Cloning From the Frozen Dead

Scientists reportedly cloned mice from frozen bodies, expanding cloning options.

ByABC News
November 3, 2008, 5:45 PM

Nov. 4, 2008 — -- Scientists in Japan say they have successfully cloned a mouse from a body that had been frozen for 16 years, theoretically opening the door to a range of possibilities from preserving endangered animals, to resurrecting extinct animals to cloning Ted Williams.

The authors of the study made no bones about what they believe the implications of their work could be.

"It has been suggested that the 'resurrection' of frozen extinct species, such as the woolly mammoth, is impracticable, as no live cells are available, and the genomic material that remains is inevitably degraded," wrote the authors in the Monday edition of the Proceedings of the National Academy of Sciences.

But the researchers say they got around the dead tissue issue by adapting new fertilization techniques for damaged sperm into a cloning technique for damaged frozen tissue. The authors of the study concluded these "techniques could be used to 'resurrect' animals or maintain valuable genomic stocks from tissues frozen for prolonged periods without any cryopreservation."

Other cloning scientists say cloning a wooly mammoth may not be so easy, but that cloning frozen dead tissue without the work of cryopreservation could have useful applications.

The term "cryonics" often summons images of baseball legend Ted Williams, who was controversially frozen at the Alcor Life Extension Foundation in Scottsdale, Ariz., by his children in hopes of reviving him with future scientific advances.

Yet, much more cryonic work is done to clone prized livestock than to preserve loved ones. Cloning typically requires intact cells, so breeders turn to cryonics to preserve their prized animals.

To circumvent cryonic cloning, which must use high-tech equipment and protective chemicals, the researchers looked to past experiments with dried sperm.

"It's not surprising that it worked," said Randall Prather, a professor of animal sciences at the University of Missouri at Columbia.

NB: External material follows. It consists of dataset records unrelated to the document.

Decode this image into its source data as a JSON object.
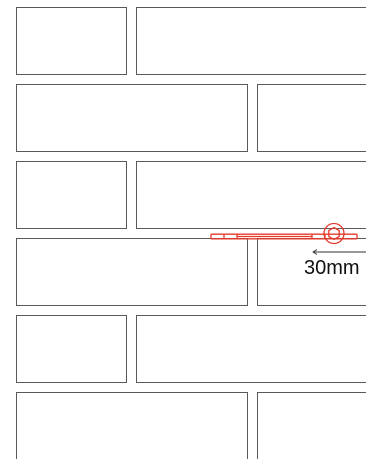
{
  "drawing": {
    "dimension_label": "30mm",
    "brick_rows": 6,
    "colors": {
      "brick_outline": "#5a5a5a",
      "bracket": "#e53b2c",
      "dimension": "#333333",
      "background": "#ffffff"
    },
    "icons": {
      "bracket": "wall-tie-bracket-icon",
      "fixing": "fixing-bolt-icon",
      "dimension_arrow": "double-arrow-icon"
    }
  }
}
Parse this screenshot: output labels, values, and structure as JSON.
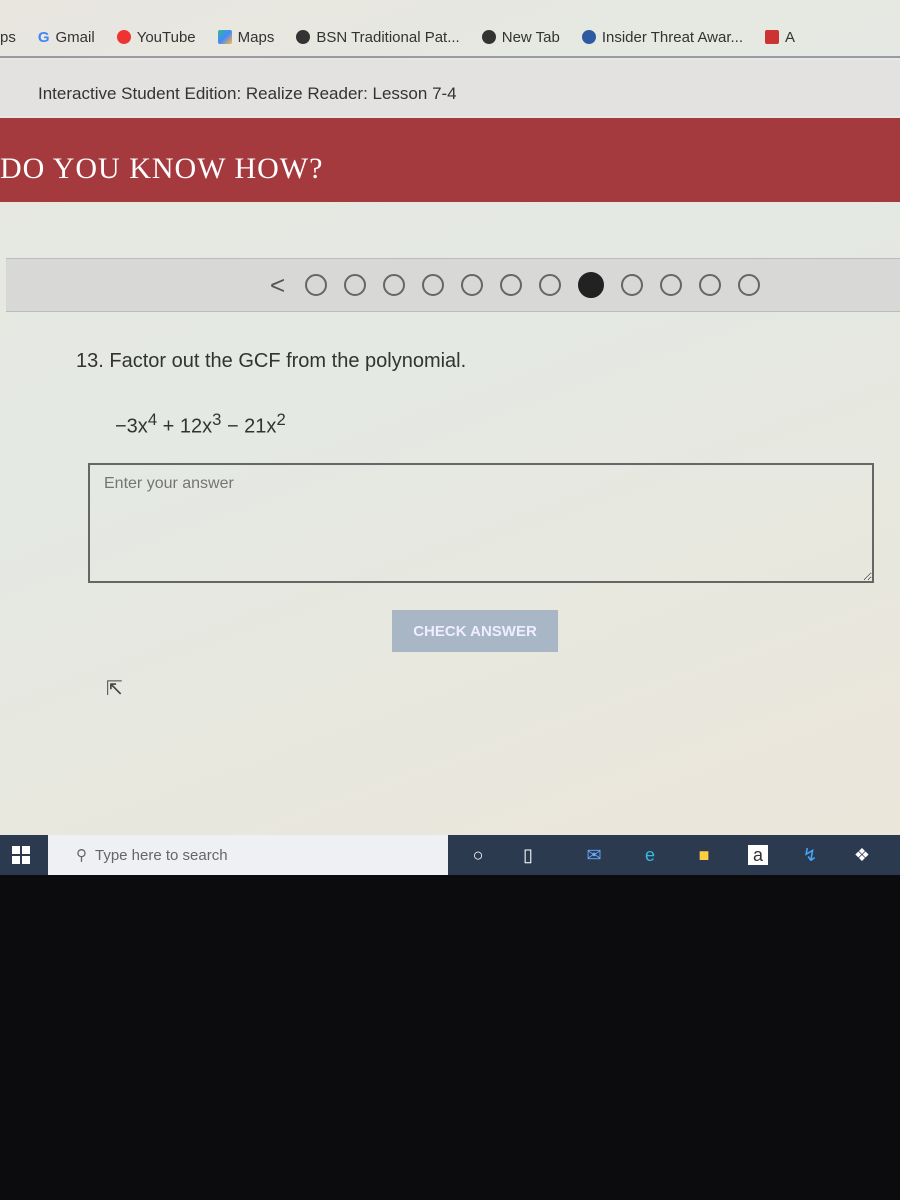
{
  "bookmarks": [
    {
      "label": "ps",
      "icon": "apps-icon"
    },
    {
      "label": "Gmail",
      "icon": "google-icon"
    },
    {
      "label": "YouTube",
      "icon": "youtube-icon"
    },
    {
      "label": "Maps",
      "icon": "maps-icon"
    },
    {
      "label": "BSN Traditional Pat...",
      "icon": "globe-icon"
    },
    {
      "label": "New Tab",
      "icon": "globe-icon"
    },
    {
      "label": "Insider Threat Awar...",
      "icon": "site-icon"
    },
    {
      "label": "A",
      "icon": "c-icon"
    }
  ],
  "page_title": "Interactive Student Edition: Realize Reader: Lesson 7-4",
  "banner_title": "DO YOU KNOW HOW?",
  "pagination": {
    "total": 12,
    "current": 8
  },
  "question": "13. Factor out the GCF from the polynomial.",
  "expression": {
    "t1": "−3x",
    "e1": "4",
    "t2": " + 12x",
    "e2": "3",
    "t3": " − 21x",
    "e3": "2"
  },
  "answer": {
    "value": "",
    "placeholder": "Enter your answer"
  },
  "check_button": "CHECK ANSWER",
  "taskbar": {
    "search_placeholder": "Type here to search"
  }
}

"It has been shown that you can take sperm and desiccate [dry] them and leave them out on the table, then rehydrate them and inject those into eggs and get a viable embryo," said Prather, who works with cloning pigs.